Many scientists took the studies, together with what's known about the wild-animal trade in Wuhan, as strong evidence that the virus likely originated in the market, by natural means, rather than in one of Wuhan's virology labs. Gigi Gronvall, an immunologist and biosecurity expert at Johns Hopkins Bloomberg School of Public Health, points out that it's easy to underestimate the role of the live-animal trade in China, which by some estimates is as big as the U.S. beef industry. It is also illegal, which, Gronvall says, offers a compelling motive for disinfecting the markets in the early days of the pandemic: not so much to destroy forensic evidence relevant to the origin question, as lab-leak proponents have asserted, as to cover up evidence of the illegal trade in animals.

The Worobey studies, and other evidence in favor of a spillover, haven't settled the matter. Early cases may have clustered around the market, some critics say, because the market worked as a super-spreader to amplify an outbreak that started elsewhere. Critics also question the completeness of Worobey's data, citing reports of earlier cases in the preliminary report commissioned by former Senator Richard Burr.

The lab-leak proponents are in even worse rhetorical shape: they have no bedrock report to point to. The Burr report, which was completed in October but never released, contains plenty of evidence, drawn from public sources, that could bolster a lab-leak case, a scientist who has reviewed the full report told Newsweek. It documents a major biosecurity mishap (possibly a lab leak) that took place in Wuhan in the early fall of 2020 and includes evidence that China began developing vaccines (possibly for COVID-19) before the pandemic was first recognized. (Newsweek reported in April 2020 on suspicions of a lab leak and on Fauci's funding the WIV.)

The report is exhaustive—it runs in excess of 200 pages and includes more than 1000 references. Although Burr's office released a pared-down preliminary report in October, the full report currently sits under lock and key, in political limbo, with no release date in sight. In any case, the report did not uncover proof that SARS-CoV-2, the virus that causes COVID-19, came from a lab, says Newsweek's source (who requested anonymity to discuss the issue).

What lab-leak advocates need is direct evidence of a virus very similar to SARS-CoV-2 that was developed or stored in a lab in Wuhan. Given what's at stake, it's highly unlikely that China would willingly disclose such evidence, even if it exists. Testimony or leaked documents could conceivably do the trick, but these are probably not within reach of the House Republicans' subpoenas. And even so, China would most likely deny it.

What the spillover advocates need to prove their case is to identify the intermediary host—the mammal that caught a precursor of SARS-CoV-2 from bats and transmitted it to humans. No such animal has yet turned up. It could take years to find—scientists have been trying for nearly a decade to figure out how Ebola jumped to humans, with no luck. Finding an intermediary is the best bet to settling the issue once and for all—for most people, anyway.

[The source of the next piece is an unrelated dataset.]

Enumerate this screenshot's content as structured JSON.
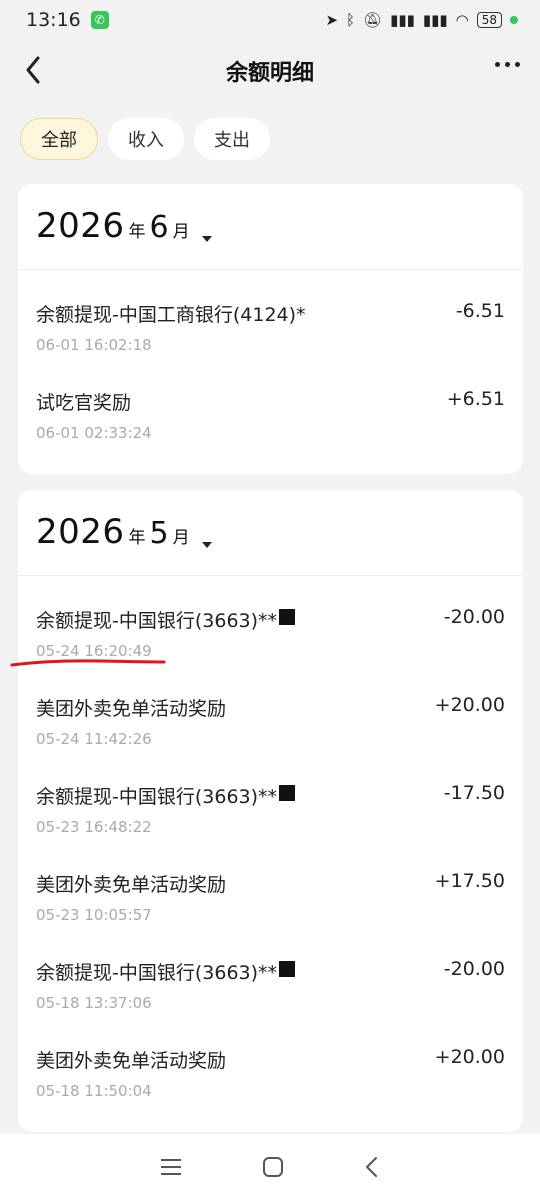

That is, if the public still believes what scientists say. Although scientists still poll relatively high—much higher than, say, journalists—their credibility has taken a hit during the pandemic. In December 2021, 77 percent of respondents to a Pew survey said they trust scientists, down from 87 percent in April 2020. The steepest decline came among those who say they trust scientists "a great deal," from 39 percent to 29 percent, while those who have little to no confidence in scientists rose from 12 percent to 22 percent.

More worrying, opinion skews by political affiliation. Only 34 percent of Republicans have a "great deal" of trust in scientists, versus 64 percent of Democrats, according to AP-NORC Center for Public Affairs Research. And public opinion has swung toward belief in a lab origin of COVID-19. A poll by Morning Consult found that 44 percent of Americans believe the pandemic started as a lab leak and only 26 percent believe it started naturally. Finding proof of the origin of COVID-19 is important, but without it the nation can still take steps to prevent a future pandemic—as long as the public trusts science and scientists enough to listen.

For the moment, House Republicans have the wind at their backs. The truth may be farther off.